After a satisfying meal of chicken tenders, sweet tea and fries, there was dancing in the kitchen with her family to “We are the Champions” by Queen.
It didn’t really sink in, however, until later on Monday when the family watched the replay from the final round of the Volunteers of America LPGA Classic. Congratulatory texts from the likes of Morgan Pressel, Lydia Ko, Stacy Lewis, Angela Stanford and the Korda sisters helped too.
The whirlwind continued throughout the week, with Knight boarding a plane bound for China after getting in the field for the Buick LPGA Shanghai. Her mom closed out all the Airbnb tabs on her computer for Pinehurst, North Carolina.
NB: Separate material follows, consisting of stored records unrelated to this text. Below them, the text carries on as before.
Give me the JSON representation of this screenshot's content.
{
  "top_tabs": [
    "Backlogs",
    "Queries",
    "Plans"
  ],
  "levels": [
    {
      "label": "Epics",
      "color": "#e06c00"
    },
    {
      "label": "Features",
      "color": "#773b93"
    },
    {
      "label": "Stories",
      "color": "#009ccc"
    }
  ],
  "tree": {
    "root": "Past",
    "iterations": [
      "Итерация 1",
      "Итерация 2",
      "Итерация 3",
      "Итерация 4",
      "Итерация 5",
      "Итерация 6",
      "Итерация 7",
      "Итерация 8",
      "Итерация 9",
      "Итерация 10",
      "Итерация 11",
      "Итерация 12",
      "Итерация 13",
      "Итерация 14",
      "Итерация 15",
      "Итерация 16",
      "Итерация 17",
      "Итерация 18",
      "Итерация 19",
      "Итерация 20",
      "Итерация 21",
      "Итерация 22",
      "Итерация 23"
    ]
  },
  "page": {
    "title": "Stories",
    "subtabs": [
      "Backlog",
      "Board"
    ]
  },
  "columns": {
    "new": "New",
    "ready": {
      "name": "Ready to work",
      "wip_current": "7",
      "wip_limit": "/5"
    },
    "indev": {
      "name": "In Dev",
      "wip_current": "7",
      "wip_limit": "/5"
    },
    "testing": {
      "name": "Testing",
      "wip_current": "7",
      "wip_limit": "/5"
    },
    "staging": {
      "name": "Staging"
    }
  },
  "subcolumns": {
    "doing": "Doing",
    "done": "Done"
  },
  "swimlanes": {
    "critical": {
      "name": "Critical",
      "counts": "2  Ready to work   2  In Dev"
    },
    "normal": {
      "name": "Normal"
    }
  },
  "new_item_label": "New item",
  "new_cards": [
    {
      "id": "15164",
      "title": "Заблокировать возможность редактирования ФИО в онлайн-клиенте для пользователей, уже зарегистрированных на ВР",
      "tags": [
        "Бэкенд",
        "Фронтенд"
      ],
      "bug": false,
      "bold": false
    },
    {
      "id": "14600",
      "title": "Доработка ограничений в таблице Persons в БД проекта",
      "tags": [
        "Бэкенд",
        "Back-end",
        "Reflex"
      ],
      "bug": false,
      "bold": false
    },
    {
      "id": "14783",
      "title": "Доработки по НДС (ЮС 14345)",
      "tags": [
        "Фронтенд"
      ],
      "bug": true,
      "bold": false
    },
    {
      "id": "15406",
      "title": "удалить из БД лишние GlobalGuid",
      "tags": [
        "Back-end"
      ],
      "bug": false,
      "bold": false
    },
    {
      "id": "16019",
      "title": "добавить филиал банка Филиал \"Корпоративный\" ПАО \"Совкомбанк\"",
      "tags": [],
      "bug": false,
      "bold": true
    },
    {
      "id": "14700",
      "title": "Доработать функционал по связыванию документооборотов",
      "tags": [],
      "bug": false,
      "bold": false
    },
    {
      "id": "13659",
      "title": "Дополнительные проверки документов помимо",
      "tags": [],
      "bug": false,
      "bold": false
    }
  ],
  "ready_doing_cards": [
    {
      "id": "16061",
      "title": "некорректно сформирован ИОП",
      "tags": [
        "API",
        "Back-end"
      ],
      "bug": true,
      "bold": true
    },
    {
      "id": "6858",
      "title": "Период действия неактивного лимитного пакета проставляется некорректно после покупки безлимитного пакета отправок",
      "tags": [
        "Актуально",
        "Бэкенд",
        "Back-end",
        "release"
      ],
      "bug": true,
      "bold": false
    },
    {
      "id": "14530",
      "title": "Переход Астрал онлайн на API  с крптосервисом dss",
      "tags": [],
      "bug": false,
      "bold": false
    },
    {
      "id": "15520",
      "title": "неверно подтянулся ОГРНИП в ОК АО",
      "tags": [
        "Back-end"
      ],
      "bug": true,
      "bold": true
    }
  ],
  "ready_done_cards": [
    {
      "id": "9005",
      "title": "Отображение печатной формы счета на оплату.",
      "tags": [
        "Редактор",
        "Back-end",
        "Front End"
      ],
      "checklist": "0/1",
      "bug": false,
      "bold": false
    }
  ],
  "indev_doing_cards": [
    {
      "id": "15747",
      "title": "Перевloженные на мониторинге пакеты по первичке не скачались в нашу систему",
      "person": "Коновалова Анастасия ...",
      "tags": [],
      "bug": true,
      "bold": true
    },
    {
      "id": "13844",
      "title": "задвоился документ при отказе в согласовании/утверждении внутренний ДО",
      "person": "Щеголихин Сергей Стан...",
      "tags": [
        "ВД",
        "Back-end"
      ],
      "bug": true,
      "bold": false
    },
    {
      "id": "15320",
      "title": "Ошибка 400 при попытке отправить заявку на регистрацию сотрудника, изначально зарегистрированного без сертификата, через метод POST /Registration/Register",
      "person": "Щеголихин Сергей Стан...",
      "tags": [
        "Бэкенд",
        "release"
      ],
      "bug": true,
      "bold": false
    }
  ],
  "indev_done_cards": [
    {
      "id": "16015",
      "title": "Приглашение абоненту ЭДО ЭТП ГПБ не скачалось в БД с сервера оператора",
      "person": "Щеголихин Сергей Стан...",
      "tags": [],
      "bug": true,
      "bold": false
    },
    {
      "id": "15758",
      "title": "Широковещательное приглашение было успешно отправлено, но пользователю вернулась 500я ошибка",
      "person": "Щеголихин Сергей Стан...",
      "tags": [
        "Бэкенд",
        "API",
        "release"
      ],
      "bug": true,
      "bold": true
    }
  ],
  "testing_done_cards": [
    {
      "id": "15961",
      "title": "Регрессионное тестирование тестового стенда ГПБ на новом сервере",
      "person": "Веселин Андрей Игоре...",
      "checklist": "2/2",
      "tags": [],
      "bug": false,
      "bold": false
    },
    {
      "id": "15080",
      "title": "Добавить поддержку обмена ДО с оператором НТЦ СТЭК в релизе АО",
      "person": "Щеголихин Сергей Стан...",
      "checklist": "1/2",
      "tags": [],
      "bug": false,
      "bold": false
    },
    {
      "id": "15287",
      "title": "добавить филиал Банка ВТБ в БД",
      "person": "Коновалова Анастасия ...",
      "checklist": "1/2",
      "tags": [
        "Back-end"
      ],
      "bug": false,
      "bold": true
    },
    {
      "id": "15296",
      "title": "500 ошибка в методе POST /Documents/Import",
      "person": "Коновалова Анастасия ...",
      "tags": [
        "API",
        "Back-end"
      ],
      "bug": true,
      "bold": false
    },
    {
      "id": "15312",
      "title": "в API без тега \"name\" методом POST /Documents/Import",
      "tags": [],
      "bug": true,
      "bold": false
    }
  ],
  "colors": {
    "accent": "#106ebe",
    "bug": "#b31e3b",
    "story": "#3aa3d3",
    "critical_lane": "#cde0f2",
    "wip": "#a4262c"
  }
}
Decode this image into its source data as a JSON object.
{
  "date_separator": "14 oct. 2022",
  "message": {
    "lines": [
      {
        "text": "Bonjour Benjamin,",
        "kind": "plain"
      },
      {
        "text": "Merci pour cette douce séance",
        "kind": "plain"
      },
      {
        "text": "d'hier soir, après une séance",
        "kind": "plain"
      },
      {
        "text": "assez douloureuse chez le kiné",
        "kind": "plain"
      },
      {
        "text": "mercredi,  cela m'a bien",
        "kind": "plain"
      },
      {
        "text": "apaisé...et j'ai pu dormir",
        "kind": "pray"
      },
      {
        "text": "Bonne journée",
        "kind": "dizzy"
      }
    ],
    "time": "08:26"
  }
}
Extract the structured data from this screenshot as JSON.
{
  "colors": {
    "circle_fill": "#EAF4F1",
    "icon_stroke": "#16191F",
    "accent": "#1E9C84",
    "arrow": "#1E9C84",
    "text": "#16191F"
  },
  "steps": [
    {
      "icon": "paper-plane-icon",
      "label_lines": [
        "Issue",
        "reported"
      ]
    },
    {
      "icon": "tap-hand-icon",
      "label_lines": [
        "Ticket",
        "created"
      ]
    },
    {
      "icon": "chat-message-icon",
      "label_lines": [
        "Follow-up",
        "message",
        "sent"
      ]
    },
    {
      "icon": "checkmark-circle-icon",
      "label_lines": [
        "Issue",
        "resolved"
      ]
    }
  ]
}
Now it’s all about guaranteed money on the Asian swing, a chance at a $1.5 million payday at the season finale in Naples, Florida, and an invitation to the Diamond Resorts Tournament of Champions in January. She’ll play at least two events in Asia – Shanghai and Taiwan. She’s the fifth alternate for Japan.
This from a rookie who hadn’t even cracked the top 20 on the LPGA in 18 starts.
“Winning is a mindset,” said Knight’s Alabama coach, Mic Potter. “You’ve got to believe you can do it. Cheyenne, always deep within, believed it.”
Knight’s win is refreshing for many, Potter continued, because she’s not a power player. Indeed, she ranks 129th in driving distance on the LPGA. But Knight figured out how to play to her strengths, recently watching video of her swing in college to get back to what got on her tour.
“You’ve got to be yourself,” she said. “You can’t be insecure. You’ve got to own your own golf game.”
Knight puts a premium on short game. She often drops down five balls in practice and challenges herself to make one of the chips. She chipped in four times at the VOA and twice at the Indiana stop the week prior.
In college, chipping became an offensive weapon.
“She uses trajectory so that the ball rolls true,” Potter said. “Her chips become like putts better than anybody I’ve ever had.”
Knight, who sings the praises of her coaches in Tuscaloosa, made putts when it mattered at Alabama, too. The four-time champ said winning on the collegiate level is a must for anyone hoping to triumph on the LPGA.
Knight’s love of competition dates back to watching her big brother play soccer and footballs games.
Cheyenne was 12 years old the night she woke up to the sound of her mother’s screams. Brandon died at age 20, the victim of a drunk driving accident.
She plays for Brandon, dedicating her first LPGA title to him. Brandon’s death brings perspective to what can be a maddening and inexplicable game. At 22, she has already lived on longer than her brother.
“I don’t know what my time on earth will be,” she said. “Each day is a gift. Sometimes I have to do a reality check with golf, especially when playing on the LPGA tour and doing what I love.”
The Knight family lost Brandon in July 2008 and in December of that same year, her mother lost her brother in a motorcycle accident. Last year Cheyenne lost her grandfather.
Knight didn’t pray for a win on Sunday in Texas, 60 miles from her childhood home of Aledo. Instead she gave thanks for the opportunity.
Now the doors are flying off the hinges.